So what is your point exactly? I guess you mean something like what you posted in another thread: When it's all boiled down, science relies on faith in materialistic presuppositions.
So what is your point exactly? I guess you mean something like what you posted in another thread: You have no basis, therefore, to question Christianity at all, except by experience and choice.
You have to claim there are different ways of gaining knowledge in a non-naturalistic way. Every miracle, vision, prophesy, the creation, the resurrection and whatever your faith relies on: You could still verify that they exist, just maybe not where they came from. But according to what we know at the moment and how tests of similar claims worked out it seems highly unlikely that they did really happen.
Lorkas June 12, at Anonymous August 30, at 4: Hats off to Joseph. I completely agree with the author of this website that belief in God can not provide us with an objective morality, as shown clearly by these examples, which more generally illustrates the Euthyphro dilemma g: However, I believe that the same challenge could be posed to any form of atheistic moral realism.

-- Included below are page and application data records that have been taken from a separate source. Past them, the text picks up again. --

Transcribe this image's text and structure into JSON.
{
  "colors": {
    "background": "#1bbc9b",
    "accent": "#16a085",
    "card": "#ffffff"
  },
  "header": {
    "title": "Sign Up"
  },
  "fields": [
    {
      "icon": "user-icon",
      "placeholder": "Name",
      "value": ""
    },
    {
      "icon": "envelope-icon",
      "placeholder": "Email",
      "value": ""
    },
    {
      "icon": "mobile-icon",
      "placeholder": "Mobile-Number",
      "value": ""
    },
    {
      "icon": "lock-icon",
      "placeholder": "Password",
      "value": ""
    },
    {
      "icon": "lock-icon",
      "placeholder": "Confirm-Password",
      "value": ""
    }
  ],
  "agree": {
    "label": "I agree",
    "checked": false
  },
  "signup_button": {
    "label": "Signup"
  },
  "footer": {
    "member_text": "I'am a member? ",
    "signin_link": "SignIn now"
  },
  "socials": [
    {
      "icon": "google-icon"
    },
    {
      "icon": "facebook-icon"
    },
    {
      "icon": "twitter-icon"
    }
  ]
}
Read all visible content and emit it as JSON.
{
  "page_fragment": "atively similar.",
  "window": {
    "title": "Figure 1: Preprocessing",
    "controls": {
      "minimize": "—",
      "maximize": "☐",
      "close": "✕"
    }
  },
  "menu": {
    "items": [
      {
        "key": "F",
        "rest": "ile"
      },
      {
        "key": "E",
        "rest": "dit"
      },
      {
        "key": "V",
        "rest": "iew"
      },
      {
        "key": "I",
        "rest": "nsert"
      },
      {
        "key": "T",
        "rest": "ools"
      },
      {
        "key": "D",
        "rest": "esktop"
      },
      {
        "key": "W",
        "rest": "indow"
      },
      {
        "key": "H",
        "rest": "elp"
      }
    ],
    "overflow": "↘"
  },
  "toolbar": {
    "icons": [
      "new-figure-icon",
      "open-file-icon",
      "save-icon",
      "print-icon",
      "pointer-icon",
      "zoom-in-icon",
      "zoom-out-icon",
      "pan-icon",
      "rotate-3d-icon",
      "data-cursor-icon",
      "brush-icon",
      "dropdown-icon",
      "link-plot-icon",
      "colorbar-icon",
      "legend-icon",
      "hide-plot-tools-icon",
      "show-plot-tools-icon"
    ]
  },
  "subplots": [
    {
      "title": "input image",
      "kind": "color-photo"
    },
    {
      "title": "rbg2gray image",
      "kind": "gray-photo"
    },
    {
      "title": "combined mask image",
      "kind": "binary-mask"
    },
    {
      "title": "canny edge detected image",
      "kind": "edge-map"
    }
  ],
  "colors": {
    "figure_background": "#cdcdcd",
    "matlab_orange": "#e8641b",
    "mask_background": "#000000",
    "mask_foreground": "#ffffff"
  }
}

Over the past decades, numerous discoveries in neurology and evolutionary psychology have shown beyond any reasonable doubt that our moral intuitions ultimately stem from the shaping of our brain by evolution and that WITHOUT any such emotional intuition, no moral system can be built from reason alone.
This is well illustrated by the study of the brains of psychopaths: No moral system can be created without the appeal to at least one kind of intuitions, the brute facts of nature never lead to moral duties and obligations. Now, I want to state a Thesis statements on child soldiers of the Euthyphro dilemma which shows the impossibility of defining an objective atheistic morality: Let me now develop the first point: Given the huge dimension of the sample, it is more than likely that many such intelligent beings have evolved conceptions of morality which would appear completely disgusting to us.
When invading a city and killing or enslaving all its inhabitants, their brain generate a warm feeling of happiness, satisfaction. When however confronted with weakness among their own folk, they feel an overwhelming indignation, anger, rage which lead them to kill the individual guilty of failureand after having done that, their brain awards them with an intense feeling of pleasure.
Now imagine such beings arrive at our earth and conclude based on their evolutionary intuitions that it would be moral and perfectly good to enslave all human beings capable of working and to kill all others.
What would an human atheist and moral realist say to these lizards? Do they ought to behave in a way coherent with the moral intuitions they have and slaughter or enslave all humans? My contention is that it would be completely impossible to show to these creatures that killing innocent beings is wrong: Now, a defender of godless moral realism could agree with me it is fallacious to rely on evolution to define an objective morality in the same way it would be fallacious to rely on the commandments of a deity.
But he could then argue that there exists a moral standard independent of Evolution upon which moral realism would be based. The problem of this argument is the following: As I have said, no moral system can be grounded by mere logic or factual analysis alone, at some point moral intuitions due to Evolution are always going to come into play.
Take for example the possibility of torturing a baby just for fun: Neuroscience has proven that such reaction does not stem from a rational consideration of all facts but rather from instinctive gut feelings.
Afterwards, people try to rationalize their belief by backing them up with arguments and mistakenly think they feel this disgust because of their reasoning although it is the other way around.
Based on rigorous experiments in the field of neuroscience, Jonathan Haidt shows that in the case of moral reasoning, people always begin by getting a strong emotional reaction, and only seek a posteriori to justify this reaction.
For example, saying to a intelligent lizard they ought no to do that because the baby is cute, because he is innocent, because he has an entire life before him would completely beg the question for our intelligent alien, which would then ask: After one or two hours of circular reasoning, the honest human would be coerced to recognize it is so because these things sounds intuitively bad for him.
Concerning the objectivity of morality, I am neither a moral relativist nor a moral subjectivist but a proponent of an error theory: We, as human being, love infant life and desire baby to growth and become happy, therefore if we want our desires to be fulfilled, then we ought not to torture babies for the fun.
I really appreciate the critical thinking of my fellow atheists when applied to religion but I am really sad to remark they fail to apply it to their own cherished beliefs like the existence of an objective morality.
I reject all moral systems based on moral intuition. Greene and Haidt are doing very exciting work.Lifting the Veil An Investigative History of the United States Pathocracy.
Researched and Written by Timothy M. Silver “I know the capacity that is there to make tyranny total in America.
Turnitin provides instructors with the tools to prevent plagiarism, engage students in the writing process, and provide personalized feedback. by Ron Fino. PROLOGUE. Even though I have taken every step to maintain accuracy, some errors and omissions may be found.
The applicable law that appears throughout this document is in many cases simplified and expressed as I perceive it. Welcome to the first of the new SHCY Commentary series, in which SHCY members provide written contributions on various academic topics pertaining to the history of childhood and youth.
Arawak men and women, naked, tawny, and full of wonder, emerged from their villages onto the island's beaches and swam out to get a closer look at the strange big boat.
to the ministry of helps: its scriptural and functional position in the local church. william nathan bailey.